Source data
--*--
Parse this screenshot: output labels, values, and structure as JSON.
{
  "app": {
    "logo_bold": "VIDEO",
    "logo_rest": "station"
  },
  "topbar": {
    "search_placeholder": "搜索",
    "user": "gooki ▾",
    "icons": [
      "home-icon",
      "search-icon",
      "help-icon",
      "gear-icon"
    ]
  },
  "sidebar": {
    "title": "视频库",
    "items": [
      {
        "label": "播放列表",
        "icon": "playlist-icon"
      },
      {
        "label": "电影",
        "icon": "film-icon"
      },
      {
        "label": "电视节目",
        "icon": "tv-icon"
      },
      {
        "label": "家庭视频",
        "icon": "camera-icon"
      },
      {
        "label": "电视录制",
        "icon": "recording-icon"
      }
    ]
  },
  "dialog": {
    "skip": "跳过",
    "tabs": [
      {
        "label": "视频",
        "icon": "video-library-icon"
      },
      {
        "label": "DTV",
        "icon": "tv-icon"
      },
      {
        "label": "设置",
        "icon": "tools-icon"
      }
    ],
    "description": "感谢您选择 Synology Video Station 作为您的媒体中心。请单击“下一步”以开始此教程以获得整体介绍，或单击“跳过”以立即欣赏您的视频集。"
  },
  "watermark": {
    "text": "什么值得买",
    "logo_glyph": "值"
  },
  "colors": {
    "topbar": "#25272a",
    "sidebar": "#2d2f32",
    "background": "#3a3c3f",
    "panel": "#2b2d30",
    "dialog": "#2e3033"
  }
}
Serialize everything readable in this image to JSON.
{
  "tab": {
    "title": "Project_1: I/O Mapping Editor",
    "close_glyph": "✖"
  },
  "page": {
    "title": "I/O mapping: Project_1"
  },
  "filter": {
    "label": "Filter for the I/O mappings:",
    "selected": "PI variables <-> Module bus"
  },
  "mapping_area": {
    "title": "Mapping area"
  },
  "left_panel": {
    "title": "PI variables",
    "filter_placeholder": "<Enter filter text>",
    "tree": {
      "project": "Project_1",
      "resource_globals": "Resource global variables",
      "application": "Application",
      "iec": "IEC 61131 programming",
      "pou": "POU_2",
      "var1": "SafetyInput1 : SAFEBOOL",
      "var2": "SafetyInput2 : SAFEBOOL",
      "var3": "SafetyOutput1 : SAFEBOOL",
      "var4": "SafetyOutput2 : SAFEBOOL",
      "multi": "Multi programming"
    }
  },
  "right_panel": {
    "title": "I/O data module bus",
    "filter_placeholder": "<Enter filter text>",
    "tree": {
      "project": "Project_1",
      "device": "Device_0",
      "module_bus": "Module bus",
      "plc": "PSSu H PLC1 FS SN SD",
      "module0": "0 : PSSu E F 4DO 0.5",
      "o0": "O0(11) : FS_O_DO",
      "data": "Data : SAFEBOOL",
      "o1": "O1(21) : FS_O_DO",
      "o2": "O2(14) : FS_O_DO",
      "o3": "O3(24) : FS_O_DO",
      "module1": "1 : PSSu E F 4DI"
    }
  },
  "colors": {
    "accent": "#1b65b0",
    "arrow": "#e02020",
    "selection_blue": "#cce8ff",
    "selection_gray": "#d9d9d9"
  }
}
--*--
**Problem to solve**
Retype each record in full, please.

**Output of the task**
Parse this screenshot: output labels, values, and structure as JSON.
{
  "app": {
    "logo_bold": "VIDEO",
    "logo_rest": "station"
  },
  "topbar": {
    "search_placeholder": "搜索",
    "user": "gooki ▾",
    "icons": [
      "home-icon",
      "search-icon",
      "help-icon",
      "gear-icon"
    ]
  },
  "sidebar": {
    "title": "视频库",
    "items": [
      {
        "label": "播放列表",
        "icon": "playlist-icon"
      },
      {
        "label": "电影",
        "icon": "film-icon"
      },
      {
        "label": "电视节目",
        "icon": "tv-icon"
      },
      {
        "label": "家庭视频",
        "icon": "camera-icon"
      },
      {
        "label": "电视录制",
        "icon": "recording-icon"
      }
    ]
  },
  "dialog": {
    "skip": "跳过",
    "tabs": [
      {
        "label": "视频",
        "icon": "video-library-icon"
      },
      {
        "label": "DTV",
        "icon": "tv-icon"
      },
      {
        "label": "设置",
        "icon": "tools-icon"
      }
    ],
    "description": "感谢您选择 Synology Video Station 作为您的媒体中心。请单击“下一步”以开始此教程以获得整体介绍，或单击“跳过”以立即欣赏您的视频集。"
  },
  "watermark": {
    "text": "什么值得买",
    "logo_glyph": "值"
  },
  "colors": {
    "topbar": "#25272a",
    "sidebar": "#2d2f32",
    "background": "#3a3c3f",
    "panel": "#2b2d30",
    "dialog": "#2e3033"
  }
}
Serialize everything readable in this image to JSON.
{
  "tab": {
    "title": "Project_1: I/O Mapping Editor",
    "close_glyph": "✖"
  },
  "page": {
    "title": "I/O mapping: Project_1"
  },
  "filter": {
    "label": "Filter for the I/O mappings:",
    "selected": "PI variables <-> Module bus"
  },
  "mapping_area": {
    "title": "Mapping area"
  },
  "left_panel": {
    "title": "PI variables",
    "filter_placeholder": "<Enter filter text>",
    "tree": {
      "project": "Project_1",
      "resource_globals": "Resource global variables",
      "application": "Application",
      "iec": "IEC 61131 programming",
      "pou": "POU_2",
      "var1": "SafetyInput1 : SAFEBOOL",
      "var2": "SafetyInput2 : SAFEBOOL",
      "var3": "SafetyOutput1 : SAFEBOOL",
      "var4": "SafetyOutput2 : SAFEBOOL",
      "multi": "Multi programming"
    }
  },
  "right_panel": {
    "title": "I/O data module bus",
    "filter_placeholder": "<Enter filter text>",
    "tree": {
      "project": "Project_1",
      "device": "Device_0",
      "module_bus": "Module bus",
      "plc": "PSSu H PLC1 FS SN SD",
      "module0": "0 : PSSu E F 4DO 0.5",
      "o0": "O0(11) : FS_O_DO",
      "data": "Data : SAFEBOOL",
      "o1": "O1(21) : FS_O_DO",
      "o2": "O2(14) : FS_O_DO",
      "o3": "O3(24) : FS_O_DO",
      "module1": "1 : PSSu E F 4DI"
    }
  },
  "colors": {
    "accent": "#1b65b0",
    "arrow": "#e02020",
    "selection_blue": "#cce8ff",
    "selection_gray": "#d9d9d9"
  }
}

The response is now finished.